In Chemo Summer Jane Hoggar takes the reader through a light-hearted and informative account of her discovery of breast cancer and its cure. Cancer of any description has the capacity to chill those it affects and their loved ones. But for Jane Hoggar early discovery and diagnosis provided for a satisfactory resolution. And it's these small details that might well help people in a similar situation. For example, Jane did not discover a lump, which is the usual thing in breast cancer, but a sag' when she raised her arms and it was her insistence that something was wrong that resulted in a vital early medical diagnosis. All the side issues are covered in the book, effects of chemo and radiotherapy, hair loss and wigs, changes in diet and exercise, making Chemo Summer a valuable and engaging look into a serious and often frightening subject. (Publisher)
Creative Pumpkin Publishing

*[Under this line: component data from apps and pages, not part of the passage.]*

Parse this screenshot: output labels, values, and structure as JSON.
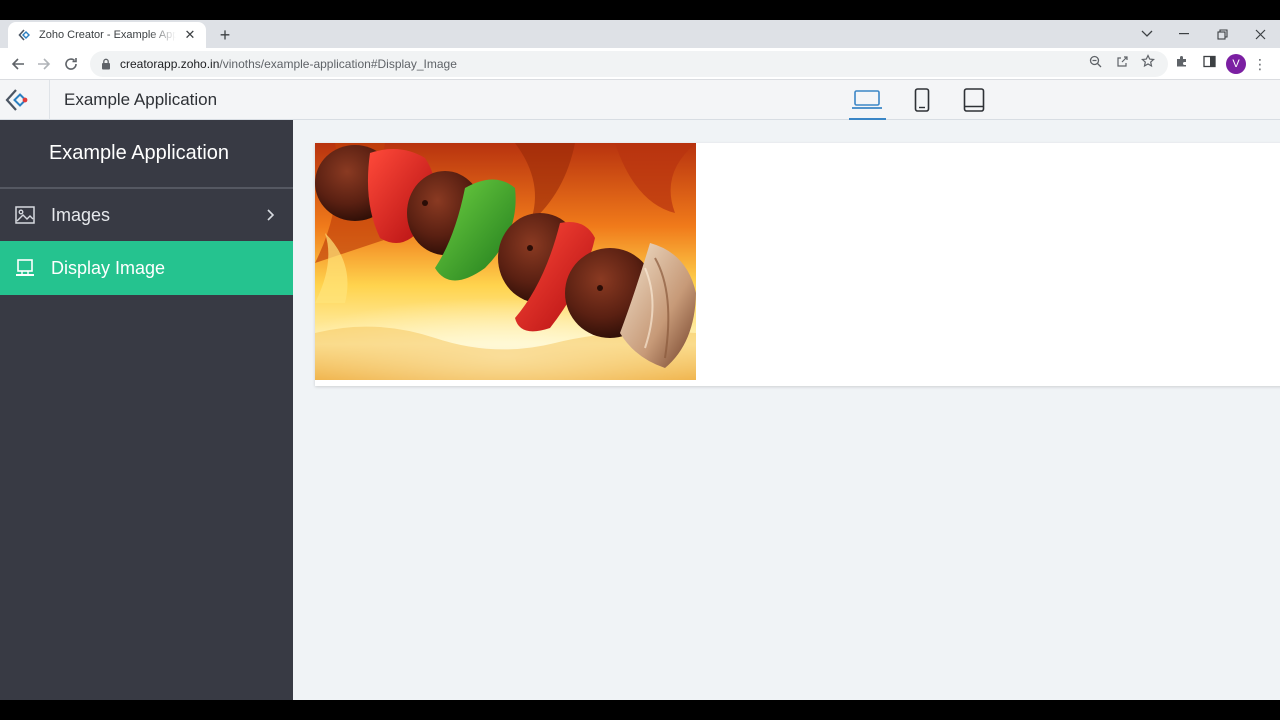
{
  "browser": {
    "tab_title": "Zoho Creator - Example Applicat",
    "url_host": "creatorapp.zoho.in",
    "url_path": "/vinoths/example-application#Display_Image",
    "profile_initial": "V"
  },
  "app": {
    "header_title": "Example Application",
    "device_modes": [
      "desktop-icon",
      "phone-icon",
      "tablet-icon"
    ],
    "active_device": "desktop-icon"
  },
  "sidebar": {
    "title": "Example Application",
    "items": [
      {
        "label": "Images",
        "icon": "image-icon",
        "has_submenu": true,
        "active": false
      },
      {
        "label": "Display Image",
        "icon": "monitor-icon",
        "has_submenu": false,
        "active": true
      }
    ]
  },
  "colors": {
    "sidebar_bg": "#383a44",
    "active_item": "#25c38f",
    "device_active": "#3b86c6",
    "content_bg": "#f0f3f6"
  }
}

From GP and hospice doctor Patrick Fitzgerald and bestselling author Sarah Rayner (Making Friends with Anxiety, One Moment, One Morning) comes a warm and wise companion to help support you and those caring for you in the last months, weeks and days of life. From the shock of diagnosis, through treatment options and symptom control to the process of dying itself, Making Peace with the End of Life tackles these sensitive issues with compassion and honesty. Full of practical advice and important contact information, it will also help to demystify how the NHS and Social Services work, so you can access the best support more easily. And, drawing on Patrick’s extensive clinical experience, it also looks at how communicating your wishes to those involved in your care can give a feeling of safety and control over whatever happens in the future. There are tips on self-nurturing using diet, light exercise and alternative therapies, plus guidance on how to care for your own mental health – including advice for carers. And for those who are anxious about what lies ahead, patient stories and quotes from those who’ve been there help to explain what to expect, thereby easing worry and panic so you feel less alone. Offset by Sarah’s joyful illustrations, the result is a clear and compassionate guide that aims to make these complex and distressing issues less confusing and overwhelming, so each individual can live the life they have left with a greater sense of comfort and peace. (Publisher)